Tags

, ,

One of the many joys of using the S2A is the square format of the 6×6 frames. This is partly practical in nature because it means there is no distinction between “landscape” and “portrait” format and so no awkward rotating of the camera is required, making it quicker to set up and compose on a tripod. However, there’s also the aesthetic nature of the format. In many ways a square format isn’t ideal, it provides a completely symmetrical frame and so the rules of thumb like the “golden” ratio don’t really work, and it can be difficult to balance the composition when bold elements are placed off-centre.

evening coffee

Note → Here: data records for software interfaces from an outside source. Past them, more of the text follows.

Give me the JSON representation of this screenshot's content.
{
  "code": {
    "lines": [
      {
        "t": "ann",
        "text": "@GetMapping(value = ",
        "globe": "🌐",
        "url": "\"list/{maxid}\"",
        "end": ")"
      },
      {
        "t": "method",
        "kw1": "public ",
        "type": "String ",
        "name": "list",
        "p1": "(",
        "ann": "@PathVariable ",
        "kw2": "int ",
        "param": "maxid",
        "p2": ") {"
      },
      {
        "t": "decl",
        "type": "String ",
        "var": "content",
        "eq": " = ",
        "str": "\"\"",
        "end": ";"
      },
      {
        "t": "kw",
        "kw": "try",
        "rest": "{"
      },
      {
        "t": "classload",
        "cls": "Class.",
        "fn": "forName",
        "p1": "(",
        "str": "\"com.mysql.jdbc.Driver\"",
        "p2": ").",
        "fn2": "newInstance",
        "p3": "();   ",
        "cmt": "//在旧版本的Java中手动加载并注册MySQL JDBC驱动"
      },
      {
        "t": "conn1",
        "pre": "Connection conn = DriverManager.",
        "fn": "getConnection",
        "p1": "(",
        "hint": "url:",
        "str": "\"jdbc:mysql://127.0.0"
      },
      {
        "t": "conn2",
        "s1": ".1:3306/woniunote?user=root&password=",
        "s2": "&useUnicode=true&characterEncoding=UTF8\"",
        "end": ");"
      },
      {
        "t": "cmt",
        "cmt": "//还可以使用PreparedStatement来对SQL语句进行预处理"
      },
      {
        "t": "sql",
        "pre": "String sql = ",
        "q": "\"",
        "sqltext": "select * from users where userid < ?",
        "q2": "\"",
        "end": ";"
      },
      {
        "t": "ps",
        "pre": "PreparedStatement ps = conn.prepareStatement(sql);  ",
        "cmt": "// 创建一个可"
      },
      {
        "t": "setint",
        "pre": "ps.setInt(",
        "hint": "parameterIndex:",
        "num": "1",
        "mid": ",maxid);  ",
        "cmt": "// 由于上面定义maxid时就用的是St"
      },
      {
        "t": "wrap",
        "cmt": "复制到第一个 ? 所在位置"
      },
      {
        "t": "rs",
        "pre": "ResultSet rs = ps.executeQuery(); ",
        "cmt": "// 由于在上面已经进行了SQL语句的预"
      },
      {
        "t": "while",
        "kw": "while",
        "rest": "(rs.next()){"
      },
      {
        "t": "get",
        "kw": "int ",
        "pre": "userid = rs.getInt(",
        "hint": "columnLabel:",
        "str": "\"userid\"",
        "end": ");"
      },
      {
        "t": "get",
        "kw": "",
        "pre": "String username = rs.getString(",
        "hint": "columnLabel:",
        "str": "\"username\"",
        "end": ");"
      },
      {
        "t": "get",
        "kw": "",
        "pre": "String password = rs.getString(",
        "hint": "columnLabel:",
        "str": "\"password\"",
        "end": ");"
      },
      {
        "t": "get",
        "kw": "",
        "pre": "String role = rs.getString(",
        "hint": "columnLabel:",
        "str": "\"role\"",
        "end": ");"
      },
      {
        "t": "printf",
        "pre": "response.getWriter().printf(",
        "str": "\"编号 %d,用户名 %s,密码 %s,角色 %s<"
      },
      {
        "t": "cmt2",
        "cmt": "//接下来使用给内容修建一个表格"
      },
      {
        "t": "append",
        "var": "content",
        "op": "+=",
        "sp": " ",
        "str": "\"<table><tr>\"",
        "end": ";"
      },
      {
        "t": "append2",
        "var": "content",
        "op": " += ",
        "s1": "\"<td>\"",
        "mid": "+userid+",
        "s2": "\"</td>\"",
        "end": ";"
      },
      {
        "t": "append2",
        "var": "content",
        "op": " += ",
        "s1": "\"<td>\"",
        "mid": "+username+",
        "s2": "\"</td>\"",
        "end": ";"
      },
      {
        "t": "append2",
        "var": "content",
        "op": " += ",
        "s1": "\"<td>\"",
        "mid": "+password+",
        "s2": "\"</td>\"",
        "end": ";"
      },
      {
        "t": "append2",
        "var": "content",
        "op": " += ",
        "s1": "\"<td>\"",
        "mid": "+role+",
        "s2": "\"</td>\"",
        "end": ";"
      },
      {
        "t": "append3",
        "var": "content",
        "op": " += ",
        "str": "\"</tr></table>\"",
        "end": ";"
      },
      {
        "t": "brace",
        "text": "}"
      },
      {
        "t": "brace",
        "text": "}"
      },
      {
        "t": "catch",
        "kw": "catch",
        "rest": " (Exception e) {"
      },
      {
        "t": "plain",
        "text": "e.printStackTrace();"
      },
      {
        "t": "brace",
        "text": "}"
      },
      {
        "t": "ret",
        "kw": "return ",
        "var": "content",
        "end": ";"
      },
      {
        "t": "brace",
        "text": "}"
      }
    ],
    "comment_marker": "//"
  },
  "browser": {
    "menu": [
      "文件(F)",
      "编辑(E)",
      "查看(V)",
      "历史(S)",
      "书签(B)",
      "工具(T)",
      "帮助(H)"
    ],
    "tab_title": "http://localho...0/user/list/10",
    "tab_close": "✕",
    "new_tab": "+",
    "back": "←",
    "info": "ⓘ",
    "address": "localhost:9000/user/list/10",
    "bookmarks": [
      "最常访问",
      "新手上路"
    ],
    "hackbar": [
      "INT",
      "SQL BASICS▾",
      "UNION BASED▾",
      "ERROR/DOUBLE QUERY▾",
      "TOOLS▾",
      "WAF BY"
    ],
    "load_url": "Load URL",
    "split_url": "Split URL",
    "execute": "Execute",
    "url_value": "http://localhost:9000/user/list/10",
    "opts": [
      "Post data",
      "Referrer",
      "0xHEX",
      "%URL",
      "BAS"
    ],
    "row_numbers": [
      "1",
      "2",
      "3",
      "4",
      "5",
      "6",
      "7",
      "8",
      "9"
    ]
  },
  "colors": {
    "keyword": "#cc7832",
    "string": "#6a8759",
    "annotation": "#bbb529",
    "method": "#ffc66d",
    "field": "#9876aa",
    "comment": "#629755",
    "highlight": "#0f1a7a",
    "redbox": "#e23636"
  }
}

On the other hand when it works it can work really well – it’s a challenge, and I wouldn’t be shooting film with a camera that weighs a couple of kilos if I didn’t like making things difficult for myself. I find the square format works well with strong shapes and lines, and the restricted frame makes it well suited for single subjects. I also find it can work with negative space much more pleasingly than a rectangular format.
For landscapes, it can go either way, you get more height for a given width on a horizontal rectangle, but you can’t get the same sense of a sweeping vista before you that a 3:2 format can provide, or manage quite the same towering skies. In less open landscapes on the other hand, it seems to work more successfully, providing a more intimate atmosphere beside a woodland riverbank or in a city street, where a wider frame might end up just showing a blank wall on one edge.
I think it suits my own style fairly well – even before I got the S2A or the Zenith I would find a square crop in many cases suited my intentions better than the normal rectangle.

Advertisements